Jenny’s Canyon Sky – Because the canyon walls almost touch, the view of the sky is a narrow ribbon in Jenny’s Canyon.

The second image that I included to illustrate my post is the sky from Jenny’s slot canyon. I’ve seen photos like this, and I wanted one of my own. I think the blue against the glowing orange and dark walls look like torn craft paper glued on one another as a collage. I consider it an abstract because it has no story of its own.

You can see a larger version of Arch and Honeycomb Weathering on its Web Page by clicking here. Come back next week to see the next trail that we explored. It’s not far up the road.

Until next time — jw

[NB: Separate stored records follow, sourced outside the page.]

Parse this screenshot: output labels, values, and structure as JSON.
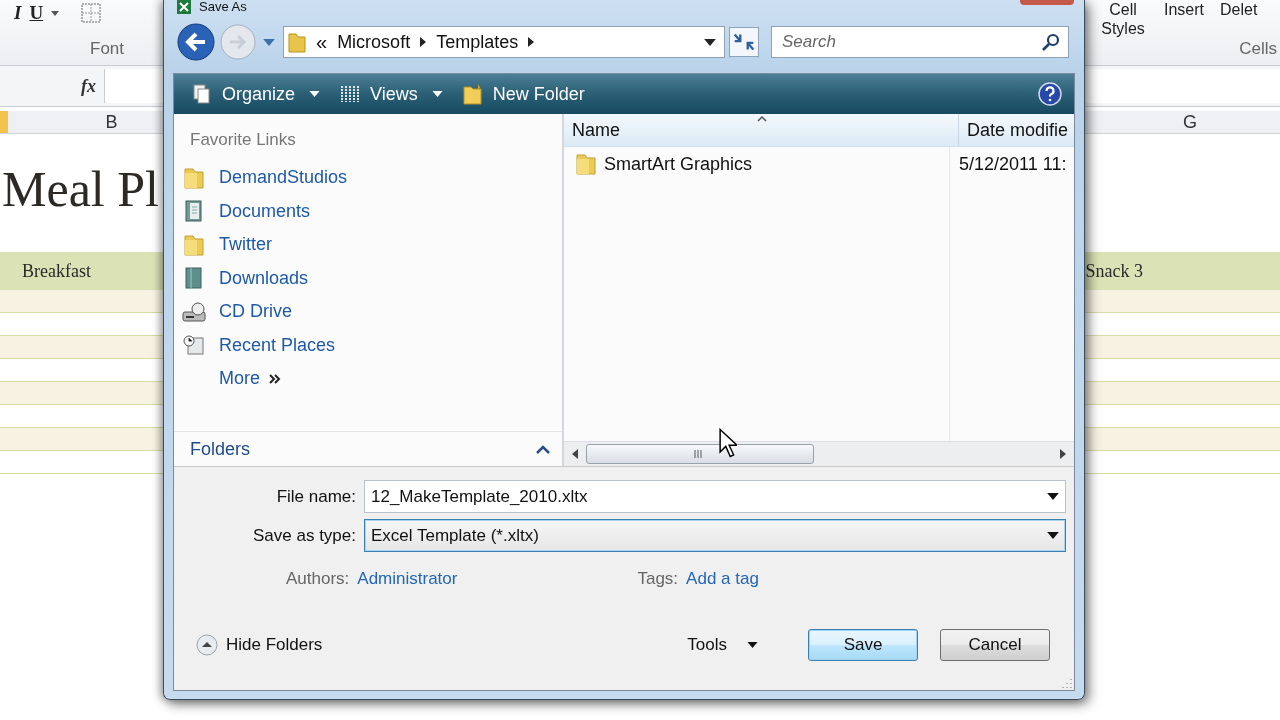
{
  "excel": {
    "ribbon": {
      "font_tools": [
        "I",
        "U"
      ],
      "font_label": "Font",
      "cell_styles": "Cell Styles",
      "insert": "Insert",
      "delete": "Delet",
      "cells_label": "Cells"
    },
    "formula_bar": {
      "function_label": "fx"
    },
    "columns": [
      "B",
      "G"
    ],
    "sheet_title": "Meal Pl",
    "table_headers": [
      "Breakfast",
      "Snack 3"
    ]
  },
  "dialog": {
    "title": "Save As",
    "breadcrumb_overflow": "«",
    "breadcrumb": [
      "Microsoft",
      "Templates"
    ],
    "search": {
      "placeholder": "Search"
    },
    "toolbar": [
      {
        "label": "Organize",
        "kind": "organize"
      },
      {
        "label": "Views",
        "kind": "views"
      },
      {
        "label": "New Folder",
        "kind": "new-folder"
      }
    ],
    "favorite_links": {
      "heading": "Favorite Links",
      "items": [
        {
          "label": "DemandStudios",
          "kind": "folder"
        },
        {
          "label": "Documents",
          "kind": "documents"
        },
        {
          "label": "Twitter",
          "kind": "folder"
        },
        {
          "label": "Downloads",
          "kind": "downloads"
        },
        {
          "label": "CD Drive",
          "kind": "drive"
        },
        {
          "label": "Recent Places",
          "kind": "recent"
        },
        {
          "label": "More",
          "kind": "more"
        }
      ]
    },
    "folders_label": "Folders",
    "file_list": {
      "columns": [
        "Name",
        "Date modifie"
      ],
      "rows": [
        {
          "name": "SmartArt Graphics",
          "date": "5/12/2011 11:"
        }
      ]
    },
    "fields": [
      {
        "label": "File name:",
        "value": "12_MakeTemplate_2010.xltx",
        "focused": false
      },
      {
        "label": "Save as type:",
        "value": "Excel Template (*.xltx)",
        "focused": true
      }
    ],
    "metadata": [
      {
        "label": "Authors:",
        "value": "Administrator"
      },
      {
        "label": "Tags:",
        "value": "Add a tag"
      }
    ],
    "hide_folders": "Hide Folders",
    "tools": "Tools",
    "buttons": [
      {
        "label": "Save",
        "default": true
      },
      {
        "label": "Cancel",
        "default": false
      }
    ]
  }
}
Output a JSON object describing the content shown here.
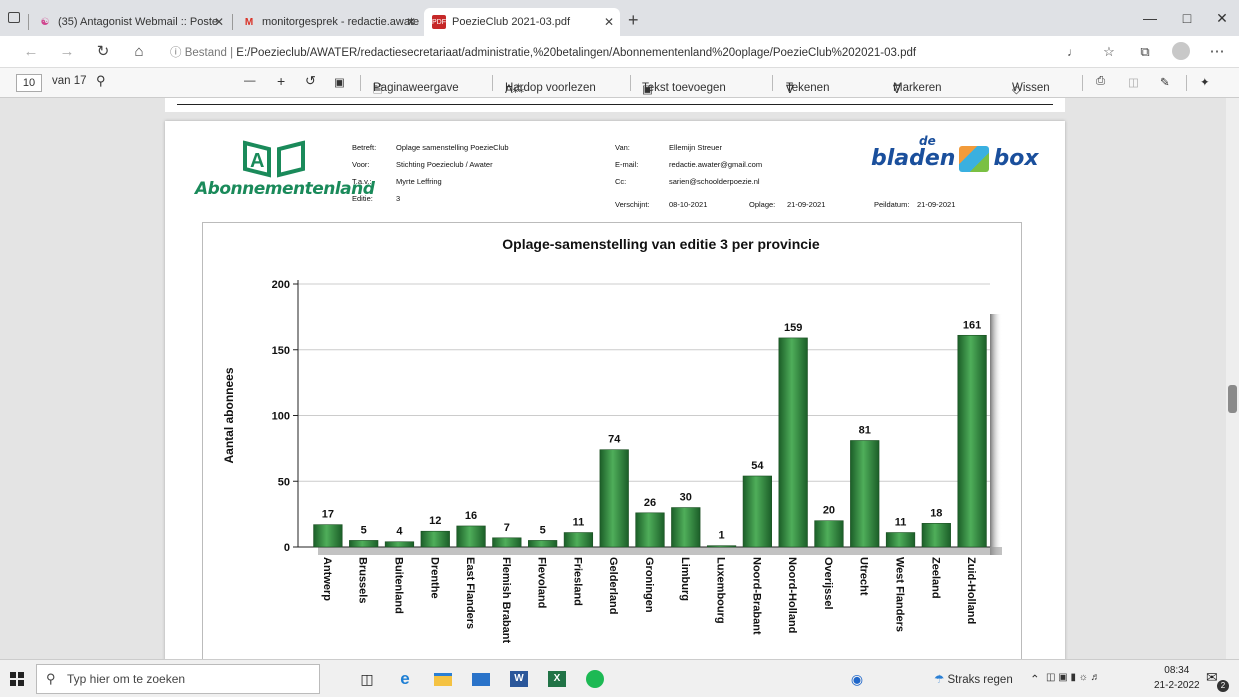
{
  "browser": {
    "tabs": [
      {
        "label": "(35) Antagonist Webmail :: Poste",
        "icon": "webmail-icon"
      },
      {
        "label": "monitorgesprek - redactie.awate",
        "icon": "gmail-icon"
      },
      {
        "label": "PoezieClub 2021-03.pdf",
        "icon": "pdf-icon",
        "active": true
      }
    ],
    "address_prefix": "Bestand",
    "address": "E:/Poezieclub/AWATER/redactiesecretariaat/administratie,%20betalingen/Abonnementenland%20oplage/PoezieClub%202021-03.pdf"
  },
  "pdf_toolbar": {
    "page_number": "10",
    "page_total": "van 17",
    "zoom_minus": "—",
    "zoom_plus": "+",
    "page_view": "Paginaweergave",
    "read_aloud": "Hardop voorlezen",
    "add_text": "Tekst toevoegen",
    "draw": "Tekenen",
    "highlight": "Markeren",
    "erase": "Wissen"
  },
  "document": {
    "logo_left": "Abonnementenland",
    "logo_right_main": "bladen",
    "logo_right_de": "de",
    "logo_right_box": "box",
    "fields": {
      "betreft_label": "Betreft:",
      "betreft": "Oplage samenstelling PoezieClub",
      "voor_label": "Voor:",
      "voor": "Stichting Poezieclub / Awater",
      "tav_label": "T.a.v.:",
      "tav": "Myrte Leffring",
      "editie_label": "Editie:",
      "editie": "3",
      "van_label": "Van:",
      "van": "Ellemijn Streuer",
      "email_label": "E-mail:",
      "email": "redactie.awater@gmail.com",
      "cc_label": "Cc:",
      "cc": "sarien@schoolderpoezie.nl",
      "verschijnt_label": "Verschijnt:",
      "verschijnt": "08-10-2021",
      "oplage_label": "Oplage:",
      "oplage": "21-09-2021",
      "peildatum_label": "Peildatum:",
      "peildatum": "21-09-2021"
    }
  },
  "chart_data": {
    "type": "bar",
    "title": "Oplage-samenstelling van editie 3 per provincie",
    "ylabel": "Aantal abonnees",
    "xlabel": "",
    "ylim": [
      0,
      200
    ],
    "yticks": [
      0,
      50,
      100,
      150,
      200
    ],
    "categories": [
      "Antwerp",
      "Brussels",
      "Buitenland",
      "Drenthe",
      "East Flanders",
      "Flemish Brabant",
      "Flevoland",
      "Friesland",
      "Gelderland",
      "Groningen",
      "Limburg",
      "Luxembourg",
      "Noord-Brabant",
      "Noord-Holland",
      "Overijssel",
      "Utrecht",
      "West Flanders",
      "Zeeland",
      "Zuid-Holland"
    ],
    "values": [
      17,
      5,
      4,
      12,
      16,
      7,
      5,
      11,
      74,
      26,
      30,
      1,
      54,
      159,
      20,
      81,
      11,
      18,
      161
    ],
    "bar_color": "#2e8b3e",
    "grid": true
  },
  "taskbar": {
    "search_placeholder": "Typ hier om te zoeken",
    "weather": "Straks regen",
    "time": "08:34",
    "date": "21-2-2022",
    "notifications": "2"
  }
}
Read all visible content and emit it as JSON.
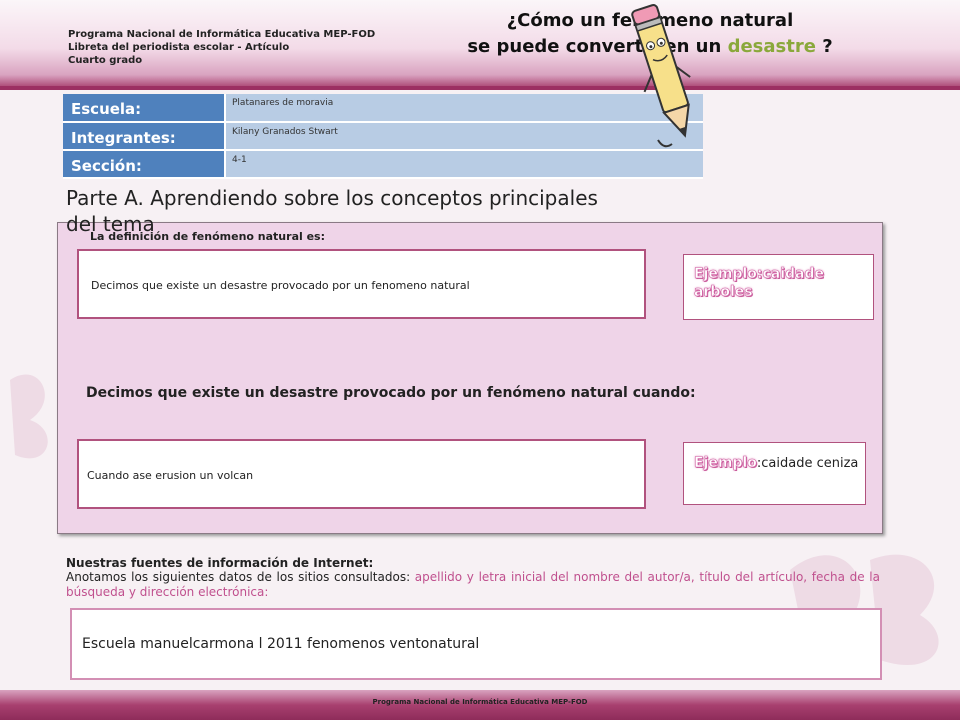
{
  "header": {
    "program_lines": [
      "Programa Nacional de Informática Educativa MEP-FOD",
      "Libreta del periodista escolar -  Artículo",
      "Cuarto grado"
    ],
    "title_line1": "¿Cómo un fenómeno natural",
    "title_line2_prefix": "se puede convertir en un",
    "title_line2_green": "desastre",
    "title_line2_suffix": " ?"
  },
  "info": {
    "rows": [
      {
        "label": "Escuela:",
        "value": "Platanares de moravia"
      },
      {
        "label": "Integrantes:",
        "value": "Kilany   Granados    Stwart"
      },
      {
        "label": "Sección:",
        "value": "4-1"
      }
    ]
  },
  "part_a_title": "Parte A.  Aprendiendo sobre los conceptos principales del tema",
  "definition": {
    "label": "La definición de  fenómeno natural es:",
    "answer": "Decimos que existe un desastre provocado por un fenomeno natural",
    "example_head": "Ejemplo:caidade arboles"
  },
  "disaster": {
    "sentence": "Decimos que existe un desastre provocado por un fenómeno natural cuando:",
    "answer": "Cuando ase erusion un volcan",
    "example_head": "Ejemplo",
    "example_text": ":caidade ceniza"
  },
  "sources": {
    "title": "Nuestras fuentes de información de Internet:",
    "intro": "Anotamos los siguientes datos de los sitios consultados: ",
    "intro_pink": "apellido y letra inicial del nombre del autor/a, título del artículo, fecha de la búsqueda y dirección electrónica:",
    "answer": "Escuela manuelcarmona l 2011 fenomenos   ventonatural"
  },
  "footer": {
    "text": "Programa  Nacional de Informática  Educativa MEP-FOD"
  },
  "colors": {
    "accent_pink": "#b1527e",
    "label_blue": "#4f81bd",
    "value_blue": "#b8cce4",
    "panel_pink": "#efd4e8",
    "title_green": "#8aa83b"
  }
}
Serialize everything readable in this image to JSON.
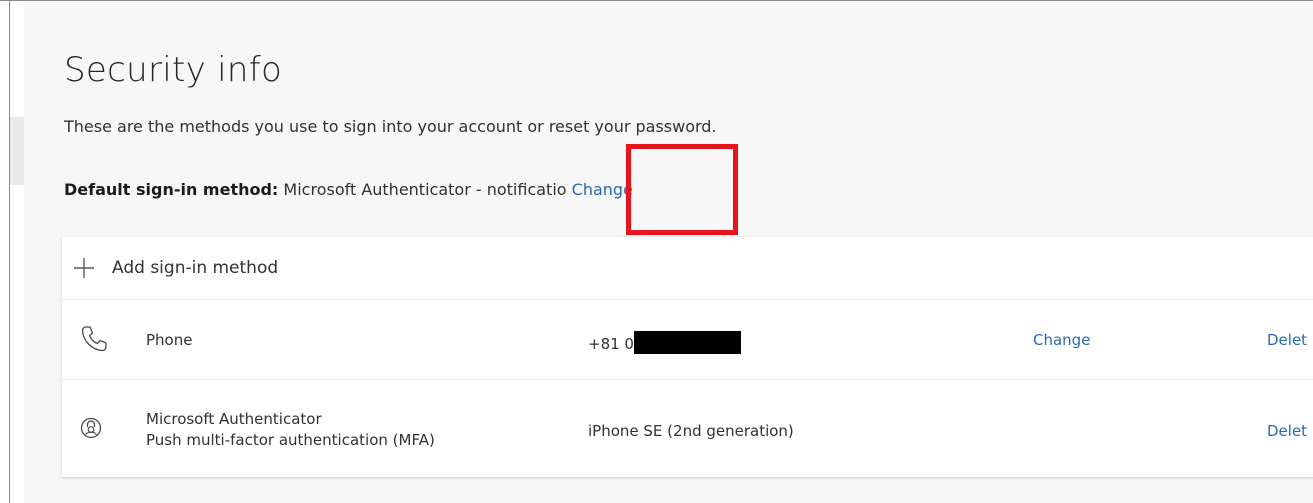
{
  "header": {
    "title": "Security info",
    "description": "These are the methods you use to sign into your account or reset your password."
  },
  "default_method": {
    "label": "Default sign-in method:",
    "value": "Microsoft Authenticator - notificatio",
    "change_link": "Change"
  },
  "methods_card": {
    "add_label": "Add sign-in method",
    "rows": [
      {
        "icon": "phone-icon",
        "name": "Phone",
        "detail_prefix": "+81 0",
        "detail_redacted": true,
        "change_link": "Change",
        "delete_link": "Delet"
      },
      {
        "icon": "authenticator-lock-icon",
        "name": "Microsoft Authenticator",
        "subtitle": "Push multi-factor authentication (MFA)",
        "detail": "iPhone SE (2nd generation)",
        "delete_link": "Delet"
      }
    ]
  },
  "colors": {
    "link": "#2b69b6",
    "highlight": "#e8141b",
    "background": "#f7f7f7",
    "card": "#ffffff"
  }
}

Eagle Eye Picture of the Week

We’re still hanging in Aguila for the new Photo of the Week. Although I drove twenty-five miles to the little town because I had wanted to shoot a specific sign, I then poked around town to see what else I could photograph, and I found the number one reason—if there is such a thing—to visit Aguila. Here’s my shot of the natural window in the hills south of town formed by eagle-head-shaped rocks. Aguila is the Spanish word for eagle; hence, you have the town’s name source.

Eagle Eye Window
Eagle Eye Window – Rocks form this window in the shape of an eagle’s head and is in the hills south of Aguila, Arizona.

I’m sure there’s a way to climb up to the window because I’ve seen people there. I didn’t take the time to find a way on this trip, but I saw on Google Maps that there was a trail from the cemetery south of town. As I said last week, there is a good view from the window along US Highway 60 by the working fields of Centennial Ranches. Even a moderate telephoto lens will bring the Eagle Eye closer.

I followed dirt roads between the fields to get closer for this shot. They had street signs, so I assumed the roads were public. It was late in the afternoon when I snapped this, and the beautiful streaky clouds were beginning to get color. I should have waited for sunset, but I wanted to get to another scene that I saw along the trip (which was a bust). You can see the larger version on my Website – Here. I hope you enjoy viewing it. Please let me know what you think by leaving a comment below.

Till next time — jw